▶ **RECORDS FOR THIS EXERCISE**:
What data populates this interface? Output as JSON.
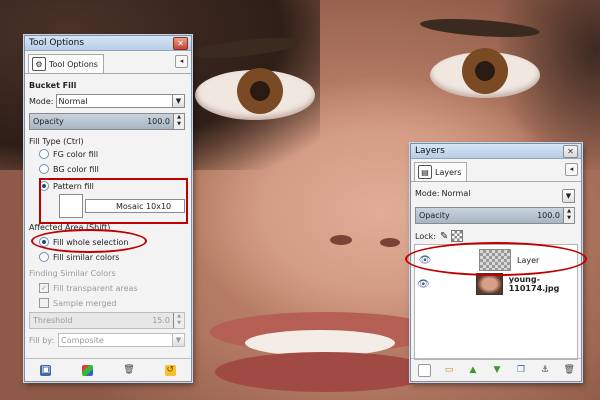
{
  "tool_options": {
    "title": "Tool Options",
    "tab_label": "Tool Options",
    "tool_name": "Bucket Fill",
    "mode_label": "Mode:",
    "mode_value": "Normal",
    "opacity_label": "Opacity",
    "opacity_value": "100.0",
    "fill_type_label": "Fill Type  (Ctrl)",
    "fill_types": [
      "FG color fill",
      "BG color fill",
      "Pattern fill"
    ],
    "selected_fill_type": "Pattern fill",
    "pattern_name": "Mosaic 10x10",
    "affected_area_label": "Affected Area  (Shift)",
    "affected_areas": [
      "Fill whole selection",
      "Fill similar colors"
    ],
    "selected_affected_area": "Fill whole selection",
    "finding_similar_label": "Finding Similar Colors",
    "fill_transparent_label": "Fill transparent areas",
    "fill_transparent_checked": true,
    "sample_merged_label": "Sample merged",
    "sample_merged_checked": false,
    "threshold_label": "Threshold",
    "threshold_value": "15.0",
    "fill_by_label": "Fill by:",
    "fill_by_value": "Composite"
  },
  "layers": {
    "title": "Layers",
    "tab_label": "Layers",
    "mode_label": "Mode:",
    "mode_value": "Normal",
    "opacity_label": "Opacity",
    "opacity_value": "100.0",
    "lock_label": "Lock:",
    "items": [
      {
        "name": "Layer",
        "visible": true,
        "selected": true
      },
      {
        "name": "young-110174.jpg",
        "visible": true,
        "selected": false
      }
    ]
  },
  "colors": {
    "highlight": "#c00000",
    "titlebar": "#c6d8ee",
    "selected_row": "#ffffff"
  },
  "icons": {
    "tool_options_bottom": [
      "save-preset-icon",
      "restore-preset-icon",
      "delete-preset-icon",
      "reset-icon"
    ],
    "layers_bottom": [
      "new-layer-icon",
      "new-group-icon",
      "raise-layer-icon",
      "lower-layer-icon",
      "duplicate-layer-icon",
      "anchor-layer-icon",
      "delete-layer-icon"
    ]
  }
}
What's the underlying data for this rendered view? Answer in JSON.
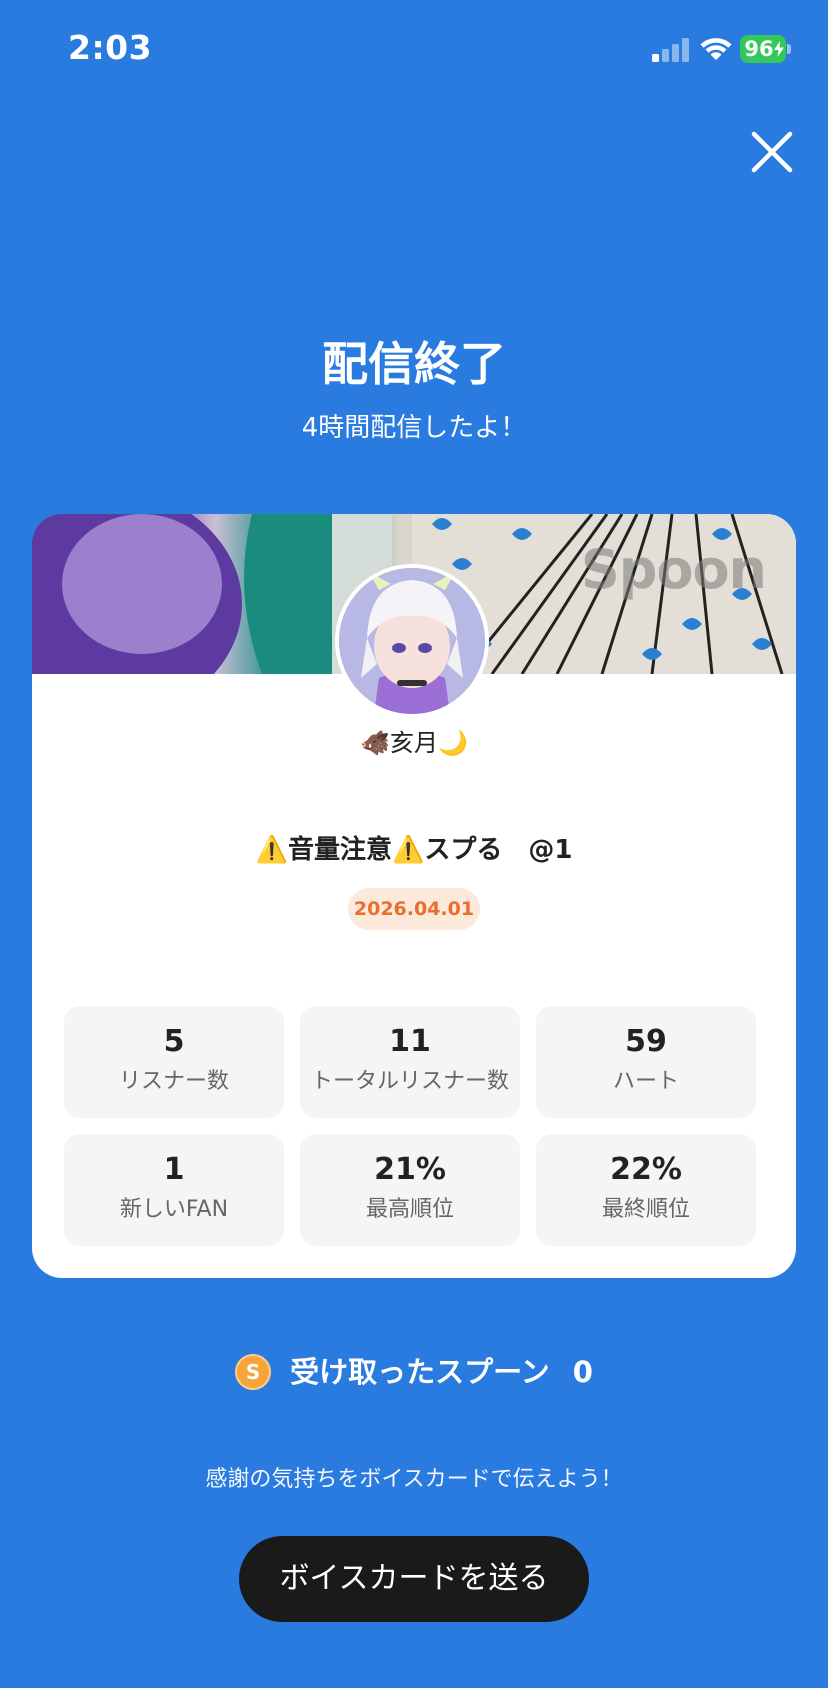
{
  "status_bar": {
    "time": "2:03",
    "battery": "96"
  },
  "header": {
    "title": "配信終了",
    "subtitle": "4時間配信したよ！",
    "close_icon": "close-icon"
  },
  "card": {
    "banner_logo": "Spoon",
    "username": "🐗亥月🌙",
    "stream_title": "⚠️音量注意⚠️スプる　@1",
    "date": "2026.04.01",
    "stats": [
      {
        "value": "5",
        "label": "リスナー数"
      },
      {
        "value": "11",
        "label": "トータルリスナー数"
      },
      {
        "value": "59",
        "label": "ハート"
      },
      {
        "value": "1",
        "label": "新しいFAN"
      },
      {
        "value": "21%",
        "label": "最高順位"
      },
      {
        "value": "22%",
        "label": "最終順位"
      }
    ]
  },
  "spoon": {
    "icon_letter": "S",
    "label": "受け取ったスプーン",
    "count": "0"
  },
  "footer": {
    "thanks_text": "感謝の気持ちをボイスカードで伝えよう！",
    "button_label": "ボイスカードを送る"
  },
  "colors": {
    "background": "#2a7be0",
    "badge_text": "#e8702f",
    "badge_bg": "#fde8dc",
    "button_bg": "#1a1a1a",
    "battery": "#34c759"
  }
}
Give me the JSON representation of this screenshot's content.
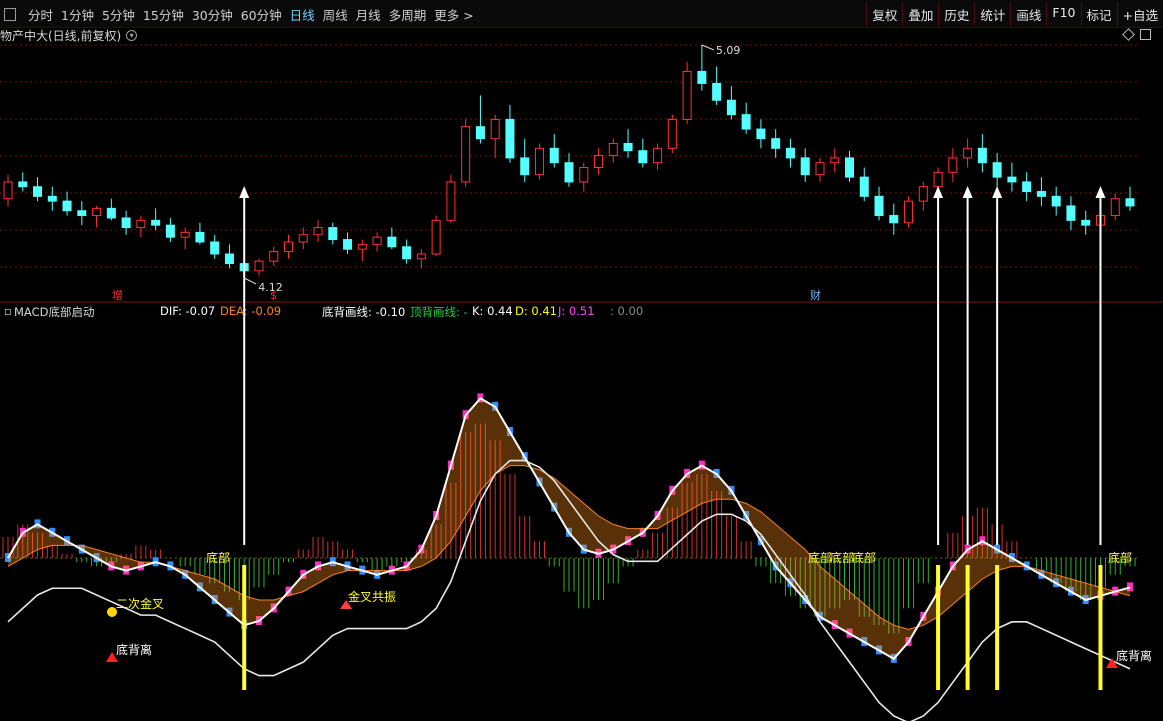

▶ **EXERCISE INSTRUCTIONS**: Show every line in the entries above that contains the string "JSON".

▶ **ANSWER SPACE**:
What data populates this interface? Output as JSON.
What's the underlying data for this rendered view? Answer in JSON.
Give me the JSON representation of this screenshot's content.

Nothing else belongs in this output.